When you aim your camera at subjects closer than 5 feet, tip the camera up slightly to allow for parallax--the difference between the view you see through the viewfinder and the image recorded on the film. This effect is caused by the separation between the viewfinder and the pinhole.

Loading a Can or Box Pinhole Camera

You can load the camera either with film or fast photographic paper. Paper is easier to handle since you can load it into the camera under a safelight. If you don't have a safelight, you can work by the light of a flashlight covered with several thicknesses of red cellophane paper placed 6 to 8 feet away. Most film, on the other hand, must be handled in total darkness. Your choice of film or paper may depend in part on the exposure times. Paper, because it is less sensitive to light than film, will probably require an exposure of about 2 minutes for sunlit subjects. Film may require only 1 or 2 seconds for subjects in sunlight.

If you decide to use paper, try KODABROMIDE Paper F (glossy), No. 2, Single Weight. You can obtain this paper in the 4 x 5-inch size available in 100-sheet packages, or 5 x 7-inch size in 25-sheet packages from your photo dealer (corners may have to be trimmed to fit a cylindrical camera). If you use film, you can cut up a roll of KODAK TRI-X Pan Film or KODAK T-MAX 400 Profesional Film, 120 size, into 2 3/8-inch squares or 2 3/8 x 3 1/2-inch pieces. This must be done in total darkness, of course. At night a closet will probably be dark enough if lights in adjoining rooms are turned off. Sheet film, such as KODAK Tri-X Pan Professional Film, is easier to use because it's flat.

A camera made from a 2-pound coffee can will take a 2 1/4 x 3 1/4-inch piece of film or photographic paper. You can use a 3 1/4 x 4 1/4-inch piece if about 1/2 inch is clipped from each corner of the film or paper. A camera made from a 1-gallon paint can will take a 4 x 5-inch piece of film or paper.

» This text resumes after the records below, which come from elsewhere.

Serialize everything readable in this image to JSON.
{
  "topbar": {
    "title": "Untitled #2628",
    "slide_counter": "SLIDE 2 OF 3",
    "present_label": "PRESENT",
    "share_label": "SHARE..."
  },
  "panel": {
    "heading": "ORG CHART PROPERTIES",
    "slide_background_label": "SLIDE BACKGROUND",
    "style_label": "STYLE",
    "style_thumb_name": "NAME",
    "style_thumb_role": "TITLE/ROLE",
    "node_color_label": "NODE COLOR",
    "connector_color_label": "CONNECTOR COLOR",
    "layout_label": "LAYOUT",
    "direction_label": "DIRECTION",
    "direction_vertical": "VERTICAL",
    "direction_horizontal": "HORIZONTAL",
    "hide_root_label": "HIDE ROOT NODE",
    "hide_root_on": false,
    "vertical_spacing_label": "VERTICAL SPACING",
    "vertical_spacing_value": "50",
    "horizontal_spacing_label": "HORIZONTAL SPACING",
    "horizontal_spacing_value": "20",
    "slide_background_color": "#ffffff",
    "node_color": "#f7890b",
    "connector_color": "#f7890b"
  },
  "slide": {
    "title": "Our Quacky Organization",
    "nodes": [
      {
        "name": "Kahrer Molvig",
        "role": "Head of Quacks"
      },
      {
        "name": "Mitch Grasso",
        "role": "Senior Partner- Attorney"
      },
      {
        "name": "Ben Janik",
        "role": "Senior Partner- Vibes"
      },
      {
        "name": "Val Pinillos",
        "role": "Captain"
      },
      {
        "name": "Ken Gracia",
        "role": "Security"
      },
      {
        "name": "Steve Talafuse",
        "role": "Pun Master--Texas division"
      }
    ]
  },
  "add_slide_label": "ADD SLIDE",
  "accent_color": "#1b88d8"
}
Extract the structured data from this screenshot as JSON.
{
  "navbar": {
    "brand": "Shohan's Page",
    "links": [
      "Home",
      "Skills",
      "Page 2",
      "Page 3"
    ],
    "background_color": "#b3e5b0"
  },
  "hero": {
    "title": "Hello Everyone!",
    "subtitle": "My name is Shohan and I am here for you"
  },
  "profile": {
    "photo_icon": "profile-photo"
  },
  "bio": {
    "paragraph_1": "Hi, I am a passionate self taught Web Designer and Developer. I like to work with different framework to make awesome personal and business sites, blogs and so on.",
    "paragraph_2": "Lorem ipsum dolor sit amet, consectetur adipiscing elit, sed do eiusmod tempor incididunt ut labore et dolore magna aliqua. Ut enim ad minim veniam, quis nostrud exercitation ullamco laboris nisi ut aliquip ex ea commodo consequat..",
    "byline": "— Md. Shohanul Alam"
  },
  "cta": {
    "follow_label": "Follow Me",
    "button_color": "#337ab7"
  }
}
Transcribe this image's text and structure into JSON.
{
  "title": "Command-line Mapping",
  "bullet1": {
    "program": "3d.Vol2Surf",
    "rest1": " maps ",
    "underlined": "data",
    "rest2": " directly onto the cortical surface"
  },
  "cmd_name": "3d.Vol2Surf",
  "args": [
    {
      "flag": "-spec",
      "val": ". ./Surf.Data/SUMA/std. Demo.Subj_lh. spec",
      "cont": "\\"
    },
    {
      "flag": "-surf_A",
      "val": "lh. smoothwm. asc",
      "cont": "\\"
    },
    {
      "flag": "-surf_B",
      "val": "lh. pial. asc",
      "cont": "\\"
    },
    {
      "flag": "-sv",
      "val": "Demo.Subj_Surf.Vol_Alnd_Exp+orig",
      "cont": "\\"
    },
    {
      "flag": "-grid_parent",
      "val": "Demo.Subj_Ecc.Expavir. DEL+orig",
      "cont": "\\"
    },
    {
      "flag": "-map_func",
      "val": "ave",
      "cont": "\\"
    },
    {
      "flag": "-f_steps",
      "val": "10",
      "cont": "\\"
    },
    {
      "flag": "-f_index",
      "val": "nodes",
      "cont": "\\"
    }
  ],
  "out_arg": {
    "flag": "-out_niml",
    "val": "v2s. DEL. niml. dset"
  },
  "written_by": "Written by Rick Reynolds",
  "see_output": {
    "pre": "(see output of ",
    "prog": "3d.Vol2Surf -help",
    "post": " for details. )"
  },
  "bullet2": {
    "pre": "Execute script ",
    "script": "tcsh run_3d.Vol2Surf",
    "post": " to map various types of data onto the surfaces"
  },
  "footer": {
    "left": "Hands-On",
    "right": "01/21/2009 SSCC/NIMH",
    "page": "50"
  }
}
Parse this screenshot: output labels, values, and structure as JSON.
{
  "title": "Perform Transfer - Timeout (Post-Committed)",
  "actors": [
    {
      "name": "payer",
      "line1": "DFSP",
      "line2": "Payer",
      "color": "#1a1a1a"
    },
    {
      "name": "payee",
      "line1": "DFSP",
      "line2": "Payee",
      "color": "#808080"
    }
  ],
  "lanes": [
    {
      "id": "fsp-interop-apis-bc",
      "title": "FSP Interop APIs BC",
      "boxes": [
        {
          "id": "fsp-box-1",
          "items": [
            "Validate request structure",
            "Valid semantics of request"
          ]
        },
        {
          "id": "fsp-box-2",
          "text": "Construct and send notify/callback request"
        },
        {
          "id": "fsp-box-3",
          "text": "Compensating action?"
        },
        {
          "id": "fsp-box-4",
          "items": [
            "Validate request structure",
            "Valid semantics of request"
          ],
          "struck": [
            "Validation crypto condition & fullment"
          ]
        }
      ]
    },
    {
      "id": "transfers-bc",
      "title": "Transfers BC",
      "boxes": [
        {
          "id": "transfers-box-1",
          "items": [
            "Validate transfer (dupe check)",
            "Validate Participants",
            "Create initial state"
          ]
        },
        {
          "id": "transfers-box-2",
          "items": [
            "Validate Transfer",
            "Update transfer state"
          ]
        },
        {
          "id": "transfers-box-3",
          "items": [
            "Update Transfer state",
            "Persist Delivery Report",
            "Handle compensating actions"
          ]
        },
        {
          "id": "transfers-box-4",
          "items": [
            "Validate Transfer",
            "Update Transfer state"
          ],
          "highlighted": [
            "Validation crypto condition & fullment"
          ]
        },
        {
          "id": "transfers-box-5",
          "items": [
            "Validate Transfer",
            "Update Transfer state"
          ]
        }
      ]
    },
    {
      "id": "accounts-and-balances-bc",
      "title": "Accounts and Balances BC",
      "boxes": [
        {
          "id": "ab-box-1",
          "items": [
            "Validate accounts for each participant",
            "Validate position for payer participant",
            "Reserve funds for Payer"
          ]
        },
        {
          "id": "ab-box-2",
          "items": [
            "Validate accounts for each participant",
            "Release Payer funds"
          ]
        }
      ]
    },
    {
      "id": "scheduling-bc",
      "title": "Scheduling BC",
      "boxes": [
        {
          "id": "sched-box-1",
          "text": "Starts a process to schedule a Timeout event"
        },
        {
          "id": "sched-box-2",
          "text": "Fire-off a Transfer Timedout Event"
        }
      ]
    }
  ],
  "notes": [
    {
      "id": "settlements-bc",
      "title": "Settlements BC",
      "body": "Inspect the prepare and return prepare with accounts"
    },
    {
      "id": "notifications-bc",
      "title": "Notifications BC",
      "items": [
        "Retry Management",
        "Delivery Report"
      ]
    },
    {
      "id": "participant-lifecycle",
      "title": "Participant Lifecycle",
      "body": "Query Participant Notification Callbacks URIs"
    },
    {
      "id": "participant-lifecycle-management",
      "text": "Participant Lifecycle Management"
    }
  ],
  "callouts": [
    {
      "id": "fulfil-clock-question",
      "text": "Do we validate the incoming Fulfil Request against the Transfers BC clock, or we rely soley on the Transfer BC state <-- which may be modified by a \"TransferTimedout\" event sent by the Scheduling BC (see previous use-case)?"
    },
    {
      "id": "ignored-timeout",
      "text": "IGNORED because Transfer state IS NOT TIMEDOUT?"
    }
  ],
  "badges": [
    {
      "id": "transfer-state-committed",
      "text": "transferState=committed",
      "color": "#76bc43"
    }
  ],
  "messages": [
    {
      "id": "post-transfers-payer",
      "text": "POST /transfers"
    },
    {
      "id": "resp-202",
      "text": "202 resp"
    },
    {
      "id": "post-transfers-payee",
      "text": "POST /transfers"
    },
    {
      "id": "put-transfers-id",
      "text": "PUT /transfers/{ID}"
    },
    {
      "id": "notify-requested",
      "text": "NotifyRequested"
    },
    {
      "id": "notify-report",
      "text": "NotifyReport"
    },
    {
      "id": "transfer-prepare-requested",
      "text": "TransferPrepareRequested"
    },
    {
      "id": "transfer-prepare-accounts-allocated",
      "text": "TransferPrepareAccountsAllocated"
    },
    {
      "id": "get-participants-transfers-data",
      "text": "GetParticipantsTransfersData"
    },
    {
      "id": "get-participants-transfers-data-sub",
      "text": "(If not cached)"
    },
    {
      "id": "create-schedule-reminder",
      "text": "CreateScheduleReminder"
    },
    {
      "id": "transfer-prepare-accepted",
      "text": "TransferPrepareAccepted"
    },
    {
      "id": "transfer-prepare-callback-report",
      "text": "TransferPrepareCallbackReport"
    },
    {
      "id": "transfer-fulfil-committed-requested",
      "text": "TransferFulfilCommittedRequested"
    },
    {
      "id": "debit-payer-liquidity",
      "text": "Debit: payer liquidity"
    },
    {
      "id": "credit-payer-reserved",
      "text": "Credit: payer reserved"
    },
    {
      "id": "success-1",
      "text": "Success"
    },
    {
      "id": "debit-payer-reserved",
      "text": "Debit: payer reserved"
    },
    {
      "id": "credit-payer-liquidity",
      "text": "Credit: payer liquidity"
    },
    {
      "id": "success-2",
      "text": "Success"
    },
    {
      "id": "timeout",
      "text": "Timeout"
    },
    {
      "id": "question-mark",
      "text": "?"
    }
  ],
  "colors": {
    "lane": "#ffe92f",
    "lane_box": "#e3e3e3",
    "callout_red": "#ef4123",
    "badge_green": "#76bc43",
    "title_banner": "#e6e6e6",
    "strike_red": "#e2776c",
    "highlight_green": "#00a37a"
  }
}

When you have the size of paper or film you need, tape it firmly to the inside of the end of your camera opposite the pinhole. The emulsion should face the pinhole. The emulsion side of photographic paper is the shiny side. The emulsion on roll film is on the inside of the curl. Sheet film is identified by notches cut into one of the shorter sides. When you hold the film in a vertical position with the notches in the top edge toward the right side, the emulsion is facing you. Another way to determine the emulsion side of either paper or film is to touch both sides with a moistened finger. The emulsion side will feel slightly tacky. Test near the edge to avoid a fingerprint in the center of the picture. You will need to tape down the four corners if you use cut-up roll film or paper. Taping two diagonal corners will work for sheet film. Close the camera, making sure the shutter is closed.


To get clear, sharp pictures, you must keep your camera very still while the shutter is open. Use tape or a lump of modeling clay to hold your camera to a table, windowsill, chair, rock, or other firm support. Lift the black paper to uncover the pinhole and keep the pinhole uncovered for the recommended time. Cover the pinhole with the black paper between exposures.

The following table gives exposure recommendations for a can or box pinhole camera. These recommendations are approximate. It's a good idea to make three different exposures for each scene, as explained above, to be sure you'll get a good picture.

KODAK Film or PaperBright SunCloudy Bright
TRI-X Pan, T-MAX 400, or ROYAL Pan Film 4141 (ESTAR Thick Base) 1 or 2 seconds4 to 8 seconds
T-MAX 100 Film 2 to 4 seconds8 to 16 seconds
KODABROMIDE Paper, F2 2 minutes8 minutes

Processing and Printing

Print film negatives in the usual way. If you use KODABROMIDE Paper to make your picture, make the camera exposure long enough to allow the resulting paper negative to be a little darker than an ordinary photographic print. Dry the paper negative and make a contact print from it in the normal way, with the emulsion (picture) side of the paper negative toward the emulsion (shiny) side of the printing paper.

Kodak, Kodabromide, Royal, T-Max, and Tri-X are trademarks.